Edwards, named a MacArthur Fellow in 2007, said the case highlighted concerns about high lead content in certain brass plumbing devices, and the need for a method of preventing the installation of defective products in new construction.
“The levels of lead detected at UNC exceeded those known to cause elevated blood lead in children, as established by the Centers for Disease Control, and even levels causing acute lead toxicity established by the Consumer Product Safety Commission,” he said. “Thankfully, UNC’s procedures caught the problem before anyone could be exposed to the high lead in water, but in most other cases the issue would go undetected. The fact that some defective products, listed as safe, could be installed in schools and day care centers and harm children is very troubling”
Chapel Hill’s Elfland noted that high lead in water was first identified as a problem during the days of the Roman Empire, and that lead solder and lead pipes have been outlawed for decades.
“People have a right to expect that drinking water in brand new buildings will not be contaminated by lead, and building owners should not have to go the effort and expense UNC does to ensure that expectation is met,” she said “In my opinion, this is a major regulatory failure.”
The Chapel Hill-Virginia Tech team’s research demonstrated that the higher cost of devices that are truly “lead free” would end up saving money. Chapel Hill’s standard pre-occupancy flushing protocol adds $49 to $91, or between 24 percent to 45 percent, to the cost of every fixture, Elfland said. The total cost of finding and replacing the problematic valves in the plumbing system was $30,000, if the salaries of all the people who worked on the problem were included. The valves originally cost less than $20 each.

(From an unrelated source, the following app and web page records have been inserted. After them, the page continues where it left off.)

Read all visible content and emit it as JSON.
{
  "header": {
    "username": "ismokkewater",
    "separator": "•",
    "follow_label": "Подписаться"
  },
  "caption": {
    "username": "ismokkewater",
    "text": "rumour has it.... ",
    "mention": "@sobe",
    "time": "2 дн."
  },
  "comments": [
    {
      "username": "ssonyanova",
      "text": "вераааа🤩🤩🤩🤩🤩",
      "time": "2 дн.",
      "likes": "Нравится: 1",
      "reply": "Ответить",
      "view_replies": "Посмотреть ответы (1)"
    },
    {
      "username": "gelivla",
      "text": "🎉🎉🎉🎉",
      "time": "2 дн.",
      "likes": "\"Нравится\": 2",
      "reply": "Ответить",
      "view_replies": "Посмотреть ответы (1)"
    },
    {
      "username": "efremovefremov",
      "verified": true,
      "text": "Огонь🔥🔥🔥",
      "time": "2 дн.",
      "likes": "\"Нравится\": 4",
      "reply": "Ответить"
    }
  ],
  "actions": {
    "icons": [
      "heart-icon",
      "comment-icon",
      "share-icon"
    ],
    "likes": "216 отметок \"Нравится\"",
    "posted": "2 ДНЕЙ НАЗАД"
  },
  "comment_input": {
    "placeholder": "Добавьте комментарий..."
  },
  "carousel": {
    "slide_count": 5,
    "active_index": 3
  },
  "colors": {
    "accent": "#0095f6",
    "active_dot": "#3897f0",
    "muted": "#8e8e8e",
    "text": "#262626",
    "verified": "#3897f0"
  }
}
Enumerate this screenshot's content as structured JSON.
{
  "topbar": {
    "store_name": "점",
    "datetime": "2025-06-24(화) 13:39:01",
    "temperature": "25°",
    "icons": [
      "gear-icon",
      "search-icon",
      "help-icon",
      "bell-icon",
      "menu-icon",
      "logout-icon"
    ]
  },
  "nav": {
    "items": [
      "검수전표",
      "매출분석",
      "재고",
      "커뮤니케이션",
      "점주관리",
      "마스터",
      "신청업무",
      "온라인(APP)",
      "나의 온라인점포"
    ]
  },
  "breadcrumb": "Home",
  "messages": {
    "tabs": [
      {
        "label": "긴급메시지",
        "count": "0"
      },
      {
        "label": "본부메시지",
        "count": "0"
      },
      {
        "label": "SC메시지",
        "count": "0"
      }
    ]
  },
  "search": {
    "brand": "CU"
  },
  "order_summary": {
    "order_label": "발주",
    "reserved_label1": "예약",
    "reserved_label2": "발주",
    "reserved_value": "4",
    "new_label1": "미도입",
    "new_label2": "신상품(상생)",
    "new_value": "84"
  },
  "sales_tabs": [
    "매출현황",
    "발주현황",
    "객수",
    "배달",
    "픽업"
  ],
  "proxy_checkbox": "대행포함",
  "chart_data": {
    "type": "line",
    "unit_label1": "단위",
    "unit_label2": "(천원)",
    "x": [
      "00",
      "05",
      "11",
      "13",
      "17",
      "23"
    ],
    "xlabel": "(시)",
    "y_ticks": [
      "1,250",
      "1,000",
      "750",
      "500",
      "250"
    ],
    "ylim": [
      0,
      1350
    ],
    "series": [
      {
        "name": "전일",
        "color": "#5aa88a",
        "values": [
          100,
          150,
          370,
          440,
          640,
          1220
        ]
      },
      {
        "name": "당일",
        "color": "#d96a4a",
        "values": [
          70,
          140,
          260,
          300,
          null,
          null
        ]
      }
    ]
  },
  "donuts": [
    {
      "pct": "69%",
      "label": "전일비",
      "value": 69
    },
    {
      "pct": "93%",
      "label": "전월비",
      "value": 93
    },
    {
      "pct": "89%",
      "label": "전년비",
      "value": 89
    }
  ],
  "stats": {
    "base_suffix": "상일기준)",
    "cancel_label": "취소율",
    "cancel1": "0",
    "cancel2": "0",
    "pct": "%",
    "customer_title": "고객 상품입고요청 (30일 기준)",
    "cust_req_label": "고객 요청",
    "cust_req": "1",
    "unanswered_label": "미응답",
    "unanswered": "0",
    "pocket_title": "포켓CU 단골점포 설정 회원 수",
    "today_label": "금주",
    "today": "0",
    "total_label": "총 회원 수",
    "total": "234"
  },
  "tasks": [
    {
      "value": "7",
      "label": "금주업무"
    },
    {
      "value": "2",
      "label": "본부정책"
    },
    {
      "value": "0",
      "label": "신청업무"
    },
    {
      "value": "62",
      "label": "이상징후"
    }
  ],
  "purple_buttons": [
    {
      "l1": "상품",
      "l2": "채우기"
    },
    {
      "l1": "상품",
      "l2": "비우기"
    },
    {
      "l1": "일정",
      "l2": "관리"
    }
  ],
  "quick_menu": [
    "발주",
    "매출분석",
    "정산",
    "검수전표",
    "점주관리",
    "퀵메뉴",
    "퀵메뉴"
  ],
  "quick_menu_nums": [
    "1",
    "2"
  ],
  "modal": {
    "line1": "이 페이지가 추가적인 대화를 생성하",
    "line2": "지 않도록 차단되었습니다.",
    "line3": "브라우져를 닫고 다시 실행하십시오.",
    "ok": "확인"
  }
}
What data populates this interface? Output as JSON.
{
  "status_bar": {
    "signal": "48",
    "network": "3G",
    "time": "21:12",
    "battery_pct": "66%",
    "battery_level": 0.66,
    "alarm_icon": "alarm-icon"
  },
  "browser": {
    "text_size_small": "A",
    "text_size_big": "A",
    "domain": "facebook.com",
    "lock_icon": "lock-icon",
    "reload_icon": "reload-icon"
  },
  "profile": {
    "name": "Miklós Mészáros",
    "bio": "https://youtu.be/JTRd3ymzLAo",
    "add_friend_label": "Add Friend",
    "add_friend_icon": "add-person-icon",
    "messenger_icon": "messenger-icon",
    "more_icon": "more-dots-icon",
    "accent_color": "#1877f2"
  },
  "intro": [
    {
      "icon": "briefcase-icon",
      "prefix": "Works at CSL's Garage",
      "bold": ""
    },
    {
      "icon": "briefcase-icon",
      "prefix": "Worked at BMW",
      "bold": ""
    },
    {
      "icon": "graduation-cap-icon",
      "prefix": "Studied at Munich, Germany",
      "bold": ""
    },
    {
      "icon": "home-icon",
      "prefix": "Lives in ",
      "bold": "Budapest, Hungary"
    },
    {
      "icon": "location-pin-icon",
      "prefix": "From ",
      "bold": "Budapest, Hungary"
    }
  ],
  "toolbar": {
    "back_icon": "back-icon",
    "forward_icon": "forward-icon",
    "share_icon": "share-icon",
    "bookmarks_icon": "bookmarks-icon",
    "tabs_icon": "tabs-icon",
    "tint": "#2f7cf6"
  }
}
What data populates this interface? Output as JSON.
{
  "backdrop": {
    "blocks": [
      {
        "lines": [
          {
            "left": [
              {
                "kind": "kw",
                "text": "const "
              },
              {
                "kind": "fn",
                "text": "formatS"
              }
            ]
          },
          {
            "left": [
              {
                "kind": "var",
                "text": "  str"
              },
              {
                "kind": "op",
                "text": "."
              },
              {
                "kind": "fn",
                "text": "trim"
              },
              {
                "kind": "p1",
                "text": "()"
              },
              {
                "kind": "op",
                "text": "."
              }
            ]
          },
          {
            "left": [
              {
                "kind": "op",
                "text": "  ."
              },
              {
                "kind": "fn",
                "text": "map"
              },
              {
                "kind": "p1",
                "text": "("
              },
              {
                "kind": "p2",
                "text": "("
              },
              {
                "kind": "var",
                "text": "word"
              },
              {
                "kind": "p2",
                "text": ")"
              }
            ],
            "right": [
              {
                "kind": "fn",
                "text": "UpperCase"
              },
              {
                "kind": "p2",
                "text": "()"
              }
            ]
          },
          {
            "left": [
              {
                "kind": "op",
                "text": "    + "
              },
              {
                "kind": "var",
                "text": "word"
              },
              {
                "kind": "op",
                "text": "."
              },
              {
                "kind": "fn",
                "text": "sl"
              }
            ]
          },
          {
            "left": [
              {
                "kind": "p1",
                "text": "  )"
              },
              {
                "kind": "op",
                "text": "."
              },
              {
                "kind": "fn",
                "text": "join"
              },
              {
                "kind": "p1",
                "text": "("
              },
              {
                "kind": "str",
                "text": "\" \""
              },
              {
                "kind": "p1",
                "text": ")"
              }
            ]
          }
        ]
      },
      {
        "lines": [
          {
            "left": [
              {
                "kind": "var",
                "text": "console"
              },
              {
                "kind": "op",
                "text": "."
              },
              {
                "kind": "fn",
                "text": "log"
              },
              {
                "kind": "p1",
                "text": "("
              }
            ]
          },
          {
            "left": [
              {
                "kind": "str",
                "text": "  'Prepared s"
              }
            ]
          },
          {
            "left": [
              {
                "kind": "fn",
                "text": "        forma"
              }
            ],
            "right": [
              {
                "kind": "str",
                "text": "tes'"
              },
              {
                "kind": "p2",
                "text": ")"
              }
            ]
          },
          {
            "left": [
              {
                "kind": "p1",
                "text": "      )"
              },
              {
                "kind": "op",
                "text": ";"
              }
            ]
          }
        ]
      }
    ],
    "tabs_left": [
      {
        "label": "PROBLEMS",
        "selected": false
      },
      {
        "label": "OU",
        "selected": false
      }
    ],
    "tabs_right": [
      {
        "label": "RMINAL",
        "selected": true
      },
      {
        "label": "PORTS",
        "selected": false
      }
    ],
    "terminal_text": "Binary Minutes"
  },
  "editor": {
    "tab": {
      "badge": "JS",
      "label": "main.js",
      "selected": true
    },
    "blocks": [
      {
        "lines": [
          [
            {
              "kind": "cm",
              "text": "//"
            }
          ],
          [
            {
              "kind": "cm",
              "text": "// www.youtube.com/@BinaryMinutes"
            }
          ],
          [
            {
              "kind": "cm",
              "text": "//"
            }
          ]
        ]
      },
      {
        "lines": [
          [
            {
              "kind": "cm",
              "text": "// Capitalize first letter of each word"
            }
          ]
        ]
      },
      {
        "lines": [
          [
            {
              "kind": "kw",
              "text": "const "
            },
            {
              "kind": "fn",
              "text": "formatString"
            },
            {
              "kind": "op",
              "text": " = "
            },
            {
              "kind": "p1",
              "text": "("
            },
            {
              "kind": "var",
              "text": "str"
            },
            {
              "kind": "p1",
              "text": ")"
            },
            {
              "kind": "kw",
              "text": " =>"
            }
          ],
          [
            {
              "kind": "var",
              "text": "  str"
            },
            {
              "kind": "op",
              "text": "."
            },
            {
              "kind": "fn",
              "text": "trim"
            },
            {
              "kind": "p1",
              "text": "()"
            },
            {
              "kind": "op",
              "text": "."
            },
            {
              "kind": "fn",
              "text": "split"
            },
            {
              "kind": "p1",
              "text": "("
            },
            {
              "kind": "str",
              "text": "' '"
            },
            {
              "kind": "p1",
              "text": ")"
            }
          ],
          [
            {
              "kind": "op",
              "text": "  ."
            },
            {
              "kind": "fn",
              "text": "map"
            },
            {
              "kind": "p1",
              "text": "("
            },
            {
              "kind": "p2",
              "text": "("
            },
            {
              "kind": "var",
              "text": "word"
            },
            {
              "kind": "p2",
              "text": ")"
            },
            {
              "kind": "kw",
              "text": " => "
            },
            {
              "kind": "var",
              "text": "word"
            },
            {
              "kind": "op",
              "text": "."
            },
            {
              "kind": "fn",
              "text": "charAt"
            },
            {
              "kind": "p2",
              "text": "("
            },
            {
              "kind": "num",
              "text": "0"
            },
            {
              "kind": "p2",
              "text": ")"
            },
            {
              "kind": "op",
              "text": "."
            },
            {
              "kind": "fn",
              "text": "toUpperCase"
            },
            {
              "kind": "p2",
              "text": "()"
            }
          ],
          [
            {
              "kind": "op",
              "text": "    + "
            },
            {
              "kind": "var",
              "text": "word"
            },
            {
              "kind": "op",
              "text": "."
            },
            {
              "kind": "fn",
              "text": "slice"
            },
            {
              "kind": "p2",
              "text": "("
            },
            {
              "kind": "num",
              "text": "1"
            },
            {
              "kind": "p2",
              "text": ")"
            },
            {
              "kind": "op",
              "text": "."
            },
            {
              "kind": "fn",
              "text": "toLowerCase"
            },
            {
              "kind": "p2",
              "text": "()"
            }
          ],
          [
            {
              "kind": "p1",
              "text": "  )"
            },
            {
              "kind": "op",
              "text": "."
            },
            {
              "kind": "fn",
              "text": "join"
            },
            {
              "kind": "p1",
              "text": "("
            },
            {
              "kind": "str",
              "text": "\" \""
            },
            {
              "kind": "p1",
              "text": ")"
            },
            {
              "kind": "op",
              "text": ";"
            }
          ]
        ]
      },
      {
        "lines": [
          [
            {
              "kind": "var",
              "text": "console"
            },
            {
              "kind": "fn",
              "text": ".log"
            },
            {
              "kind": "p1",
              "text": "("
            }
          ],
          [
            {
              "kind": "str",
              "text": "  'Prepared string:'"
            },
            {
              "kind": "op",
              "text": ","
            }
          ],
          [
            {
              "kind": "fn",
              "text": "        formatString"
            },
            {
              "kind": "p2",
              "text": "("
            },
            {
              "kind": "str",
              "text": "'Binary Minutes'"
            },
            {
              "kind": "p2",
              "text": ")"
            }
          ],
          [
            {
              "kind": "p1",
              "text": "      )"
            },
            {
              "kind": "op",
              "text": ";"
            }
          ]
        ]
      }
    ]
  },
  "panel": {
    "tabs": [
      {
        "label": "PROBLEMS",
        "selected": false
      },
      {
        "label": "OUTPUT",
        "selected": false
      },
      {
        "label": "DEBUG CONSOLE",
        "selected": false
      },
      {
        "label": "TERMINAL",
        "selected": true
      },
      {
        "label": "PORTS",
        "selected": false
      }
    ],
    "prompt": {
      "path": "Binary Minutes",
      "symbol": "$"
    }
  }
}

Earlier this fall, a U.S. Senate bill to lower the allowable amount of lead in brass plumbing devices from 8 percent to a weighted average of 0.25 percent was introduced by Sen. Barbara Boxer (D-Calif,), chairwoman of the Senate Environment and Public Works Committee. “The bottom line is that there is no safe level of lead – a toxic heavy metal – in our drinking water,” Boxer said in a news release at the bill’s introduction.